• Task to carry out: The records that follow must be repeated exactly, line by line.
#### Information provided
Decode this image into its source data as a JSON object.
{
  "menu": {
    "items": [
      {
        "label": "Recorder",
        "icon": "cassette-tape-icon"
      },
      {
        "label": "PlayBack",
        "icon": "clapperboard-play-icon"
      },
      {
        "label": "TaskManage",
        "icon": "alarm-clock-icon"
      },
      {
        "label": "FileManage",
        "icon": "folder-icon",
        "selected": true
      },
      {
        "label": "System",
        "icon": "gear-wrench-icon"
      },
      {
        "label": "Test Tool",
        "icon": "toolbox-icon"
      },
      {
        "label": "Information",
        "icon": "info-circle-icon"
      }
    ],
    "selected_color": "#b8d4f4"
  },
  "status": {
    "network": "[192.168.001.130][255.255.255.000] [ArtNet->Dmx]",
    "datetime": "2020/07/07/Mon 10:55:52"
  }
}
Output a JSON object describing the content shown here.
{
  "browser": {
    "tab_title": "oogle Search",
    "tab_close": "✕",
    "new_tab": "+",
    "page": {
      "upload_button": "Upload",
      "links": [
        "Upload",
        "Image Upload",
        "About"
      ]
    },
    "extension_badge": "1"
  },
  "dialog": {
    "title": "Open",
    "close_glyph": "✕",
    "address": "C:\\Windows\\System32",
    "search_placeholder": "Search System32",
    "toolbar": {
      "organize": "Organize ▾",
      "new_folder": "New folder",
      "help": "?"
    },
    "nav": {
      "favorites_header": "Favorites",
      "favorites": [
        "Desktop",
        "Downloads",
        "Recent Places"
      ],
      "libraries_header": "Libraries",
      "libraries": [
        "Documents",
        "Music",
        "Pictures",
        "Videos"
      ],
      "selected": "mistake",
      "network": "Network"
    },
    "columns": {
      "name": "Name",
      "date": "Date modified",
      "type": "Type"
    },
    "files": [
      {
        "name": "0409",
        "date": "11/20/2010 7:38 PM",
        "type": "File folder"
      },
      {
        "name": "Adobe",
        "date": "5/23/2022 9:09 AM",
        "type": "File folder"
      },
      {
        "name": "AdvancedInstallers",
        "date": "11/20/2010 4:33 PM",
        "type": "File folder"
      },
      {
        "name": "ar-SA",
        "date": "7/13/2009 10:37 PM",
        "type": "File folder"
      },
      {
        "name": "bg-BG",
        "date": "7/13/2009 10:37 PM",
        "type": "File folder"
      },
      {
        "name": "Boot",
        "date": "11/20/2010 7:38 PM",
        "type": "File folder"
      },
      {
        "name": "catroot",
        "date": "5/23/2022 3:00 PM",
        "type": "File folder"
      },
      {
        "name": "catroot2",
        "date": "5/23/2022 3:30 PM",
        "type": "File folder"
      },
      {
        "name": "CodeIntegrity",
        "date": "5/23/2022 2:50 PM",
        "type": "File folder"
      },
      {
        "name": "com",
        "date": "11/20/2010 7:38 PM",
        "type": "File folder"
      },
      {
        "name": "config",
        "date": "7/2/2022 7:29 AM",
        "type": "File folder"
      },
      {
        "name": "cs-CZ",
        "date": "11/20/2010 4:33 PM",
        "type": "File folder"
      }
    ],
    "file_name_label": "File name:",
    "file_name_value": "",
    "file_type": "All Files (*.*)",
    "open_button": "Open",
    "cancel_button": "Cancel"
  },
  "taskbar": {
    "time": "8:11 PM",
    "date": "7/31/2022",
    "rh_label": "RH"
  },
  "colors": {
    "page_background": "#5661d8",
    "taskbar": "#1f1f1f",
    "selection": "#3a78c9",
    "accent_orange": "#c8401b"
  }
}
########
• Task answer:
Decode this image into its source data as a JSON object.
{
  "menu": {
    "items": [
      {
        "label": "Recorder",
        "icon": "cassette-tape-icon"
      },
      {
        "label": "PlayBack",
        "icon": "clapperboard-play-icon"
      },
      {
        "label": "TaskManage",
        "icon": "alarm-clock-icon"
      },
      {
        "label": "FileManage",
        "icon": "folder-icon",
        "selected": true
      },
      {
        "label": "System",
        "icon": "gear-wrench-icon"
      },
      {
        "label": "Test Tool",
        "icon": "toolbox-icon"
      },
      {
        "label": "Information",
        "icon": "info-circle-icon"
      }
    ],
    "selected_color": "#b8d4f4"
  },
  "status": {
    "network": "[192.168.001.130][255.255.255.000] [ArtNet->Dmx]",
    "datetime": "2020/07/07/Mon 10:55:52"
  }
}
Output a JSON object describing the content shown here.
{
  "browser": {
    "tab_title": "oogle Search",
    "tab_close": "✕",
    "new_tab": "+",
    "page": {
      "upload_button": "Upload",
      "links": [
        "Upload",
        "Image Upload",
        "About"
      ]
    },
    "extension_badge": "1"
  },
  "dialog": {
    "title": "Open",
    "close_glyph": "✕",
    "address": "C:\\Windows\\System32",
    "search_placeholder": "Search System32",
    "toolbar": {
      "organize": "Organize ▾",
      "new_folder": "New folder",
      "help": "?"
    },
    "nav": {
      "favorites_header": "Favorites",
      "favorites": [
        "Desktop",
        "Downloads",
        "Recent Places"
      ],
      "libraries_header": "Libraries",
      "libraries": [
        "Documents",
        "Music",
        "Pictures",
        "Videos"
      ],
      "selected": "mistake",
      "network": "Network"
    },
    "columns": {
      "name": "Name",
      "date": "Date modified",
      "type": "Type"
    },
    "files": [
      {
        "name": "0409",
        "date": "11/20/2010 7:38 PM",
        "type": "File folder"
      },
      {
        "name": "Adobe",
        "date": "5/23/2022 9:09 AM",
        "type": "File folder"
      },
      {
        "name": "AdvancedInstallers",
        "date": "11/20/2010 4:33 PM",
        "type": "File folder"
      },
      {
        "name": "ar-SA",
        "date": "7/13/2009 10:37 PM",
        "type": "File folder"
      },
      {
        "name": "bg-BG",
        "date": "7/13/2009 10:37 PM",
        "type": "File folder"
      },
      {
        "name": "Boot",
        "date": "11/20/2010 7:38 PM",
        "type": "File folder"
      },
      {
        "name": "catroot",
        "date": "5/23/2022 3:00 PM",
        "type": "File folder"
      },
      {
        "name": "catroot2",
        "date": "5/23/2022 3:30 PM",
        "type": "File folder"
      },
      {
        "name": "CodeIntegrity",
        "date": "5/23/2022 2:50 PM",
        "type": "File folder"
      },
      {
        "name": "com",
        "date": "11/20/2010 7:38 PM",
        "type": "File folder"
      },
      {
        "name": "config",
        "date": "7/2/2022 7:29 AM",
        "type": "File folder"
      },
      {
        "name": "cs-CZ",
        "date": "11/20/2010 4:33 PM",
        "type": "File folder"
      }
    ],
    "file_name_label": "File name:",
    "file_name_value": "",
    "file_type": "All Files (*.*)",
    "open_button": "Open",
    "cancel_button": "Cancel"
  },
  "taskbar": {
    "time": "8:11 PM",
    "date": "7/31/2022",
    "rh_label": "RH"
  },
  "colors": {
    "page_background": "#5661d8",
    "taskbar": "#1f1f1f",
    "selection": "#3a78c9",
    "accent_orange": "#c8401b"
  }
}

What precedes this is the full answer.